The format function in postgresql allows you to specify a format string when selecting in a query. This function should be familiar to devs who have used the format function in C or related languages. In this article, we will learn how to use format with Postgresql.
The basic syntax of a Format is as follows:
SELECT FORMAT(format_string, ...arguments);
The format string has the following format
We will be using docker in this article, but feel free to install your database locally instead.
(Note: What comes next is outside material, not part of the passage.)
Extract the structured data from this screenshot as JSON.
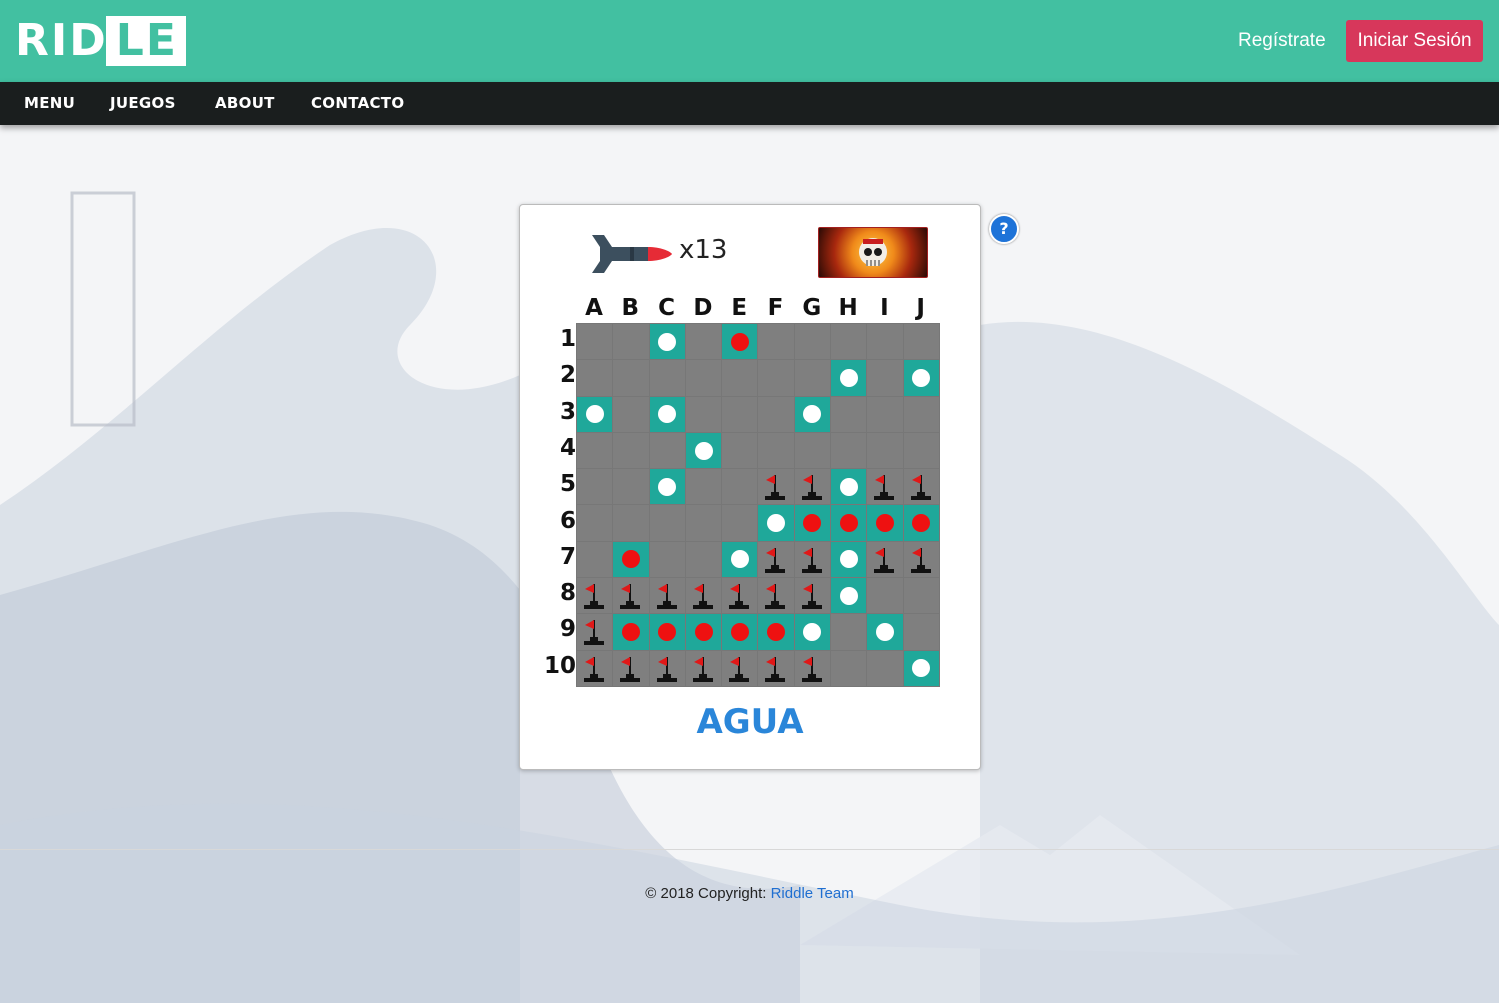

Once you have docker installed, create a new file called
docker-compose.yml and add the following.
version: '3' services: db: image: 'postgres:latest' ports: - 5432:5432 environment: POSTGRES_USER: username POSTGRES_PASSWORD: password POSTGRES_DB: default_database volumes: - psqldata:/var/lib/postgresql phpmyadmin: image: phpmyadmin/phpmyadmin links: - db environment: PMA_HOST: db PMA_PORT: 3306 PMA_ARBITRARY: 1 restart: always ports: - 8081:80 volumes: psqldata:
Now, navigate to
http://localhost:8081/ to access phpMyAdmin. Then log in with the username
root and pass
Click the SQL tab and you are ready to go.
In this article, we will need some data to work with. If you don't understand these commands, don't worry, we will cover them in later articles.
We will be using the sample db provided here: https://dev.mysql.com/doc/sakila/en/. However, we will only enter what we need rather than import the whole db.
Next, let's create an
film table. This is a slightly simplified version of the sakila database.
CREATE TABLE employees ( emp_no INT NOT NULL, birth_date DATE NOT NULL, first_name VARCHAR(14) NOT NULL, last_name VARCHAR(16) NOT NULL, gender VARCHAR(1), hire_date DATE NOT NULL, PRIMARY KEY (emp_no) );
Now, let's enter a few rows
INSERT INTO employees VALUES (10001,'1953-09-02','Georgi','Facello','M','1986-06-26'), (10002,'1964-06-02','Bezalel','Simmel','F','1985-11-21'), (10003,'1959-12-03','Parto','Bamford','M','1986-08-28'), (10004,'1954-05-01','Chirstian','Koblick','M','1986-12-01'), (10005,'1955-01-21','Kyoichi','Maliniak','M','1989-09-12');
To start, let's see how we can use the FORMAT function to create a string from values.
Here we use
%s to specify the place of a string.
select format('Hello, %s %s', 'World', 10);
|Hello, World 10|
We can also use the format function to format the full name of our employees.
select format('%s, %s', last_name, first_name) as full_name from employees e;
Let's add the width to our string. We will add 15 characters. Let's add '|' characters so we can see the boundaries.
select format('|%15s|', last_name) as full_name from employees e;
Notice how they are aligned to the right. We can align them left by using the flags option and adding a
select format('|%-15s|', last_name) as full_name from employees e;
Let's end by using the position option to reuse our arguments. We can use
1$ to place our first argument in multiple places. And similar for
2$ to reuse the second argument.
select format('%1$s, %2$s / %2$s, %1$s', last_name, first_name) as full_name from employees e;
|Simmel, Bezalel / Bezalel, Simmel|
|Bamford, Parto / Parto, Bamford|
|Koblick, Chirstian / Chirstian, Koblick|
|Maliniak, Kyoichi / Kyoichi, Maliniak|
|Facello, George / George, Facello|